** About this task **
From first line to last, retype the data exactly.

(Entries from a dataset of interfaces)
○ ○ ○ ○ ○

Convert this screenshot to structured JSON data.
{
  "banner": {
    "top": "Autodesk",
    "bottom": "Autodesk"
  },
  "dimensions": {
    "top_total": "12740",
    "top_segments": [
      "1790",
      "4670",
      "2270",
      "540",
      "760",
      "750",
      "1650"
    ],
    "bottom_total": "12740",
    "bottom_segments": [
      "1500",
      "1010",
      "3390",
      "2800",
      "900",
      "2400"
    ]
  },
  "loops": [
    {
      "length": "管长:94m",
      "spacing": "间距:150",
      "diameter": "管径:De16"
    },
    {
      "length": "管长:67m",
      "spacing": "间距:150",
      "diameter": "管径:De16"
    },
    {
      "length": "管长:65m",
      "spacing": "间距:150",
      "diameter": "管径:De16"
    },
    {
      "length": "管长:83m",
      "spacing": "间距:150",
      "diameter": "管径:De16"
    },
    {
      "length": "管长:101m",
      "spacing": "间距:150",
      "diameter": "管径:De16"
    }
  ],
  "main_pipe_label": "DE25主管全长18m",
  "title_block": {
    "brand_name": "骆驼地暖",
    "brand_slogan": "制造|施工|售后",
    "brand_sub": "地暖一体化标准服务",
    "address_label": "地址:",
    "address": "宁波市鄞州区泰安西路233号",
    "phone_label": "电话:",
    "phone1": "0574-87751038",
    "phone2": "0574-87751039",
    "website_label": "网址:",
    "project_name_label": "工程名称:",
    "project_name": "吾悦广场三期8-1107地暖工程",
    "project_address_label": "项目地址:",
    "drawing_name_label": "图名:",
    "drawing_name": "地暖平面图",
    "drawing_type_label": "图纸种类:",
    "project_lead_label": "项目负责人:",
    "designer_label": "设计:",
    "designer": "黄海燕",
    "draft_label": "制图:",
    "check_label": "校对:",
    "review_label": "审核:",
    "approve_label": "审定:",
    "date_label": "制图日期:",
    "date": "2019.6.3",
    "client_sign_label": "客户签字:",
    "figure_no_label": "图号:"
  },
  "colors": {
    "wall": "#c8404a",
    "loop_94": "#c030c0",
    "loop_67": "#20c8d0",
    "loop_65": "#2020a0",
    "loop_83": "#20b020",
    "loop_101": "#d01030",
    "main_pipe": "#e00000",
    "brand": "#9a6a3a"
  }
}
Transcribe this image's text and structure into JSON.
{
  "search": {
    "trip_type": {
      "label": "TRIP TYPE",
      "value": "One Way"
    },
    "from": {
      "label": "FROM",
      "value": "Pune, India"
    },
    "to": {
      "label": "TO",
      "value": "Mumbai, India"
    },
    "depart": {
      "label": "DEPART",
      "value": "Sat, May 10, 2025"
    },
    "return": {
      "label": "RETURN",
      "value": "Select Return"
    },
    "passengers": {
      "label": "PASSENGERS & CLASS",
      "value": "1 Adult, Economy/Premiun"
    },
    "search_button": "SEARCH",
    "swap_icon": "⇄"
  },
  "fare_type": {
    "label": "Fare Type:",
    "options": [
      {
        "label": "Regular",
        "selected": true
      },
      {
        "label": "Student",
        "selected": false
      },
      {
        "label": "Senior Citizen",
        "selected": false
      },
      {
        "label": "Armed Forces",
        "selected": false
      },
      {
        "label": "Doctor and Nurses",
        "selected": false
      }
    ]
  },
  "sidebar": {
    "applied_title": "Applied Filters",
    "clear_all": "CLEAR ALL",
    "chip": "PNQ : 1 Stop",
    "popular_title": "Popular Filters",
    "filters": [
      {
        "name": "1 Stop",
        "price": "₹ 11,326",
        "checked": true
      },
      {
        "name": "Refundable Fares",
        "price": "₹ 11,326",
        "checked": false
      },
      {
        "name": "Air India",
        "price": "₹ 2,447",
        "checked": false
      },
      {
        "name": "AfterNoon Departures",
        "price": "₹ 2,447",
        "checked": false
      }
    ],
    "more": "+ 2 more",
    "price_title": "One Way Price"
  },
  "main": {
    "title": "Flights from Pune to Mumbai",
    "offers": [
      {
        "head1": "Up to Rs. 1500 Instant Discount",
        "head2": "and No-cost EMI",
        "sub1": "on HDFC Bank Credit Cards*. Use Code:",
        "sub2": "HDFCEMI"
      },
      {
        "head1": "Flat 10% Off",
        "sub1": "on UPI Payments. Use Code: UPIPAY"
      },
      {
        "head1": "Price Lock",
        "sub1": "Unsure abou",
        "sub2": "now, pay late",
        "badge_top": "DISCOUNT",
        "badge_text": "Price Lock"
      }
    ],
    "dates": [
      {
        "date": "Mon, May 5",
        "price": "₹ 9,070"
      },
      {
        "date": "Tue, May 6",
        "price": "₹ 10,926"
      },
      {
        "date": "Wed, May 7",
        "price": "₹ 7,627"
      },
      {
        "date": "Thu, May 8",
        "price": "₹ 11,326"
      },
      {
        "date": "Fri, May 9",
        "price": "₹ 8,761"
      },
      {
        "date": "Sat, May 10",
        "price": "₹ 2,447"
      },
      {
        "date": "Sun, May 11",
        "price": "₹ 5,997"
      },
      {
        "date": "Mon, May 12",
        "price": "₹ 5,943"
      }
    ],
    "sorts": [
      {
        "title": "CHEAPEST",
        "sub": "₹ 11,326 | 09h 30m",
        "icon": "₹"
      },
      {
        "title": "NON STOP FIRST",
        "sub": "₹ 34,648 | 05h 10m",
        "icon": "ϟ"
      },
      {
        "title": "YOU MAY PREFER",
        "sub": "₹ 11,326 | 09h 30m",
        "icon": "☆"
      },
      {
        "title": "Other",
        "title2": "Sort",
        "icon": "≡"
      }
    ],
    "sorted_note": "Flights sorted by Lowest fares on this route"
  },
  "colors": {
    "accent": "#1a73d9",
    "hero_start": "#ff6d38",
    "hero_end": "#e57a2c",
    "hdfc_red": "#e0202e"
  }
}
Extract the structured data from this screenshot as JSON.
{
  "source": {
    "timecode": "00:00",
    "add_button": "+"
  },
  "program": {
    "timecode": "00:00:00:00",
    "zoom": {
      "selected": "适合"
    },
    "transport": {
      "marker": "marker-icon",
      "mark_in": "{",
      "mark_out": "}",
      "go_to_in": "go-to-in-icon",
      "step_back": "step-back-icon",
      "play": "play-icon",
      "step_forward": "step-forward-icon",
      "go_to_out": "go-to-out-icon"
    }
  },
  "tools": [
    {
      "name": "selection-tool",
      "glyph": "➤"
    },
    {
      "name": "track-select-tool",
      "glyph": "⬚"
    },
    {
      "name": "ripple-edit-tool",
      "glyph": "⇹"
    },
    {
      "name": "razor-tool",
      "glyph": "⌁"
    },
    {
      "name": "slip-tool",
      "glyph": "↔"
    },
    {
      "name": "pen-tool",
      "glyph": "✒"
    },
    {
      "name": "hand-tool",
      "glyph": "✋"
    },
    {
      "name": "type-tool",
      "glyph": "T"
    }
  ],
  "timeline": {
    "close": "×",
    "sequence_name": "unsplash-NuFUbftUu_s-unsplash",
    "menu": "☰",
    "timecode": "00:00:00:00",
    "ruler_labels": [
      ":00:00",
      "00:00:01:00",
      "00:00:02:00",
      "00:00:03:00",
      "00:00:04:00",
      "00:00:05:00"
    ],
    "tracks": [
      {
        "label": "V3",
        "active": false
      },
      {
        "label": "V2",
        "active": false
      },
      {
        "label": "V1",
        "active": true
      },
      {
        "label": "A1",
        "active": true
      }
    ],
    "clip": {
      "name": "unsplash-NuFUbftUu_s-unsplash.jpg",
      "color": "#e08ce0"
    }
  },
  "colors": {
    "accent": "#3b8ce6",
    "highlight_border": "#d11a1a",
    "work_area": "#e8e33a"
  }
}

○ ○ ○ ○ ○

** Task answer **
Convert this screenshot to structured JSON data.
{
  "banner": {
    "top": "Autodesk",
    "bottom": "Autodesk"
  },
  "dimensions": {
    "top_total": "12740",
    "top_segments": [
      "1790",
      "4670",
      "2270",
      "540",
      "760",
      "750",
      "1650"
    ],
    "bottom_total": "12740",
    "bottom_segments": [
      "1500",
      "1010",
      "3390",
      "2800",
      "900",
      "2400"
    ]
  },
  "loops": [
    {
      "length": "管长:94m",
      "spacing": "间距:150",
      "diameter": "管径:De16"
    },
    {
      "length": "管长:67m",
      "spacing": "间距:150",
      "diameter": "管径:De16"
    },
    {
      "length": "管长:65m",
      "spacing": "间距:150",
      "diameter": "管径:De16"
    },
    {
      "length": "管长:83m",
      "spacing": "间距:150",
      "diameter": "管径:De16"
    },
    {
      "length": "管长:101m",
      "spacing": "间距:150",
      "diameter": "管径:De16"
    }
  ],
  "main_pipe_label": "DE25主管全长18m",
  "title_block": {
    "brand_name": "骆驼地暖",
    "brand_slogan": "制造|施工|售后",
    "brand_sub": "地暖一体化标准服务",
    "address_label": "地址:",
    "address": "宁波市鄞州区泰安西路233号",
    "phone_label": "电话:",
    "phone1": "0574-87751038",
    "phone2": "0574-87751039",
    "website_label": "网址:",
    "project_name_label": "工程名称:",
    "project_name": "吾悦广场三期8-1107地暖工程",
    "project_address_label": "项目地址:",
    "drawing_name_label": "图名:",
    "drawing_name": "地暖平面图",
    "drawing_type_label": "图纸种类:",
    "project_lead_label": "项目负责人:",
    "designer_label": "设计:",
    "designer": "黄海燕",
    "draft_label": "制图:",
    "check_label": "校对:",
    "review_label": "审核:",
    "approve_label": "审定:",
    "date_label": "制图日期:",
    "date": "2019.6.3",
    "client_sign_label": "客户签字:",
    "figure_no_label": "图号:"
  },
  "colors": {
    "wall": "#c8404a",
    "loop_94": "#c030c0",
    "loop_67": "#20c8d0",
    "loop_65": "#2020a0",
    "loop_83": "#20b020",
    "loop_101": "#d01030",
    "main_pipe": "#e00000",
    "brand": "#9a6a3a"
  }
}
Transcribe this image's text and structure into JSON.
{
  "search": {
    "trip_type": {
      "label": "TRIP TYPE",
      "value": "One Way"
    },
    "from": {
      "label": "FROM",
      "value": "Pune, India"
    },
    "to": {
      "label": "TO",
      "value": "Mumbai, India"
    },
    "depart": {
      "label": "DEPART",
      "value": "Sat, May 10, 2025"
    },
    "return": {
      "label": "RETURN",
      "value": "Select Return"
    },
    "passengers": {
      "label": "PASSENGERS & CLASS",
      "value": "1 Adult, Economy/Premiun"
    },
    "search_button": "SEARCH",
    "swap_icon": "⇄"
  },
  "fare_type": {
    "label": "Fare Type:",
    "options": [
      {
        "label": "Regular",
        "selected": true
      },
      {
        "label": "Student",
        "selected": false
      },
      {
        "label": "Senior Citizen",
        "selected": false
      },
      {
        "label": "Armed Forces",
        "selected": false
      },
      {
        "label": "Doctor and Nurses",
        "selected": false
      }
    ]
  },
  "sidebar": {
    "applied_title": "Applied Filters",
    "clear_all": "CLEAR ALL",
    "chip": "PNQ : 1 Stop",
    "popular_title": "Popular Filters",
    "filters": [
      {
        "name": "1 Stop",
        "price": "₹ 11,326",
        "checked": true
      },
      {
        "name": "Refundable Fares",
        "price": "₹ 11,326",
        "checked": false
      },
      {
        "name": "Air India",
        "price": "₹ 2,447",
        "checked": false
      },
      {
        "name": "AfterNoon Departures",
        "price": "₹ 2,447",
        "checked": false
      }
    ],
    "more": "+ 2 more",
    "price_title": "One Way Price"
  },
  "main": {
    "title": "Flights from Pune to Mumbai",
    "offers": [
      {
        "head1": "Up to Rs. 1500 Instant Discount",
        "head2": "and No-cost EMI",
        "sub1": "on HDFC Bank Credit Cards*. Use Code:",
        "sub2": "HDFCEMI"
      },
      {
        "head1": "Flat 10% Off",
        "sub1": "on UPI Payments. Use Code: UPIPAY"
      },
      {
        "head1": "Price Lock",
        "sub1": "Unsure abou",
        "sub2": "now, pay late",
        "badge_top": "DISCOUNT",
        "badge_text": "Price Lock"
      }
    ],
    "dates": [
      {
        "date": "Mon, May 5",
        "price": "₹ 9,070"
      },
      {
        "date": "Tue, May 6",
        "price": "₹ 10,926"
      },
      {
        "date": "Wed, May 7",
        "price": "₹ 7,627"
      },
      {
        "date": "Thu, May 8",
        "price": "₹ 11,326"
      },
      {
        "date": "Fri, May 9",
        "price": "₹ 8,761"
      },
      {
        "date": "Sat, May 10",
        "price": "₹ 2,447"
      },
      {
        "date": "Sun, May 11",
        "price": "₹ 5,997"
      },
      {
        "date": "Mon, May 12",
        "price": "₹ 5,943"
      }
    ],
    "sorts": [
      {
        "title": "CHEAPEST",
        "sub": "₹ 11,326 | 09h 30m",
        "icon": "₹"
      },
      {
        "title": "NON STOP FIRST",
        "sub": "₹ 34,648 | 05h 10m",
        "icon": "ϟ"
      },
      {
        "title": "YOU MAY PREFER",
        "sub": "₹ 11,326 | 09h 30m",
        "icon": "☆"
      },
      {
        "title": "Other",
        "title2": "Sort",
        "icon": "≡"
      }
    ],
    "sorted_note": "Flights sorted by Lowest fares on this route"
  },
  "colors": {
    "accent": "#1a73d9",
    "hero_start": "#ff6d38",
    "hero_end": "#e57a2c",
    "hdfc_red": "#e0202e"
  }
}
Extract the structured data from this screenshot as JSON.
{
  "source": {
    "timecode": "00:00",
    "add_button": "+"
  },
  "program": {
    "timecode": "00:00:00:00",
    "zoom": {
      "selected": "适合"
    },
    "transport": {
      "marker": "marker-icon",
      "mark_in": "{",
      "mark_out": "}",
      "go_to_in": "go-to-in-icon",
      "step_back": "step-back-icon",
      "play": "play-icon",
      "step_forward": "step-forward-icon",
      "go_to_out": "go-to-out-icon"
    }
  },
  "tools": [
    {
      "name": "selection-tool",
      "glyph": "➤"
    },
    {
      "name": "track-select-tool",
      "glyph": "⬚"
    },
    {
      "name": "ripple-edit-tool",
      "glyph": "⇹"
    },
    {
      "name": "razor-tool",
      "glyph": "⌁"
    },
    {
      "name": "slip-tool",
      "glyph": "↔"
    },
    {
      "name": "pen-tool",
      "glyph": "✒"
    },
    {
      "name": "hand-tool",
      "glyph": "✋"
    },
    {
      "name": "type-tool",
      "glyph": "T"
    }
  ],
  "timeline": {
    "close": "×",
    "sequence_name": "unsplash-NuFUbftUu_s-unsplash",
    "menu": "☰",
    "timecode": "00:00:00:00",
    "ruler_labels": [
      ":00:00",
      "00:00:01:00",
      "00:00:02:00",
      "00:00:03:00",
      "00:00:04:00",
      "00:00:05:00"
    ],
    "tracks": [
      {
        "label": "V3",
        "active": false
      },
      {
        "label": "V2",
        "active": false
      },
      {
        "label": "V1",
        "active": true
      },
      {
        "label": "A1",
        "active": true
      }
    ],
    "clip": {
      "name": "unsplash-NuFUbftUu_s-unsplash.jpg",
      "color": "#e08ce0"
    }
  },
  "colors": {
    "accent": "#3b8ce6",
    "highlight_border": "#d11a1a",
    "work_area": "#e8e33a"
  }
}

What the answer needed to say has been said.